* [Task objective] Within the records, which lines hold the string "true"? Report each one by copying it.

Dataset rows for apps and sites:
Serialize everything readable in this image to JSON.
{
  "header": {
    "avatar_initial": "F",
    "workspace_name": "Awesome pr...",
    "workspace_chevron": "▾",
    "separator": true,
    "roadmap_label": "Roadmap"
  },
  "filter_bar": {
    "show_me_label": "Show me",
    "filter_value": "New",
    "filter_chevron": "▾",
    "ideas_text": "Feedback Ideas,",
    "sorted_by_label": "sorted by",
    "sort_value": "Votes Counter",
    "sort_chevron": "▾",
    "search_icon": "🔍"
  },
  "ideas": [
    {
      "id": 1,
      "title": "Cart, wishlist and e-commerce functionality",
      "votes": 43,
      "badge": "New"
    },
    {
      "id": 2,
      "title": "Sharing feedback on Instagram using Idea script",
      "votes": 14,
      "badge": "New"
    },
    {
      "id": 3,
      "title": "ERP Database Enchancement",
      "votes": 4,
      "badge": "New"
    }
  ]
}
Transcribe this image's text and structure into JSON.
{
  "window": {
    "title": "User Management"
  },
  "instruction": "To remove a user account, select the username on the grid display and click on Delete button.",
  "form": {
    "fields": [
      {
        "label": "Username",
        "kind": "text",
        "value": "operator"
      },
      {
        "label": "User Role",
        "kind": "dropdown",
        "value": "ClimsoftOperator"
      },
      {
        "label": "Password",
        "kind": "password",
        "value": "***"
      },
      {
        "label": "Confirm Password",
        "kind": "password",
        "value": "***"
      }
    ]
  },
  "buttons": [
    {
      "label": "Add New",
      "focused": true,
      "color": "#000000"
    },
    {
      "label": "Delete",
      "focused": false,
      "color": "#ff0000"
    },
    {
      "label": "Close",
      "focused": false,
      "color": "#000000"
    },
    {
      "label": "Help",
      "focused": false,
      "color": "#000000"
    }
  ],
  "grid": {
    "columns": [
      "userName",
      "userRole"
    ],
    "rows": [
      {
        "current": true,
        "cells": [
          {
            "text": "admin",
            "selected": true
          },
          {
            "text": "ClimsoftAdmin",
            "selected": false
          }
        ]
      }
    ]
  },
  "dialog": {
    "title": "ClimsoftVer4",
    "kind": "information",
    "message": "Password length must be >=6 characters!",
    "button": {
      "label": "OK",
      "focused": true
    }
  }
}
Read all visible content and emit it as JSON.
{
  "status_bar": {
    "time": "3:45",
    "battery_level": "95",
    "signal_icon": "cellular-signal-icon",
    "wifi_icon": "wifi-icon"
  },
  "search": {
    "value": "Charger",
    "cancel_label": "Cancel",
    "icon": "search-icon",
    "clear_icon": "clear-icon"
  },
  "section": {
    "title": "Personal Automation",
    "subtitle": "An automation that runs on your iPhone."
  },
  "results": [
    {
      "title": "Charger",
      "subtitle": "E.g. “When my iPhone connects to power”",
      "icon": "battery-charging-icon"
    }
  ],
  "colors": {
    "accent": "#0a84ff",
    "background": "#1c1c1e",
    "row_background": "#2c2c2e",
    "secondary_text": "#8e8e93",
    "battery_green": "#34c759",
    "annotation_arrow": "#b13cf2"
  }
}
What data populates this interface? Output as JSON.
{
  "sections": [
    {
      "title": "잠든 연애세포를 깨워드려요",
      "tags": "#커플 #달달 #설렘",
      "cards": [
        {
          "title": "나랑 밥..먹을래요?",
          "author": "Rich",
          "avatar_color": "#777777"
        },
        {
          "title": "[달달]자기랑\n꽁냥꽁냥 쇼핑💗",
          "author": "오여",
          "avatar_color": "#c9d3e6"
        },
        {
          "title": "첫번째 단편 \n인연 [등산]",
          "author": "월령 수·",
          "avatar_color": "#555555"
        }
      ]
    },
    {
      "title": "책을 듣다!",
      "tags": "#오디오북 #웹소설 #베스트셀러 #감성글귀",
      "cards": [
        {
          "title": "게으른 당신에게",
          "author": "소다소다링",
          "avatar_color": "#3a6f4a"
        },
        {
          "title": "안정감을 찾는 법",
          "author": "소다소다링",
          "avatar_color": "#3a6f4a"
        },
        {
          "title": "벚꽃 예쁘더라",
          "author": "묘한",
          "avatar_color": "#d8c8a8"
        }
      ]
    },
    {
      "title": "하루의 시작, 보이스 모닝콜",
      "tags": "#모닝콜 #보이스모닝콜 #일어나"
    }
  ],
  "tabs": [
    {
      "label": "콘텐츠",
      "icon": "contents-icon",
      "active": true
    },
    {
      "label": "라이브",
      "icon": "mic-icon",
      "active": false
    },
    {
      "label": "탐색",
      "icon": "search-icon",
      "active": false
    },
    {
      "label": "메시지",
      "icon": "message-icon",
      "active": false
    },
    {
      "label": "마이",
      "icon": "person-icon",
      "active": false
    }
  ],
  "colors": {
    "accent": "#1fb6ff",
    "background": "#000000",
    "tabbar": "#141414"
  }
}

* [The completed task]
    "separator": true,
      "focused": true,
        "current": true,
            "selected": true
      "focused": true
      "active": true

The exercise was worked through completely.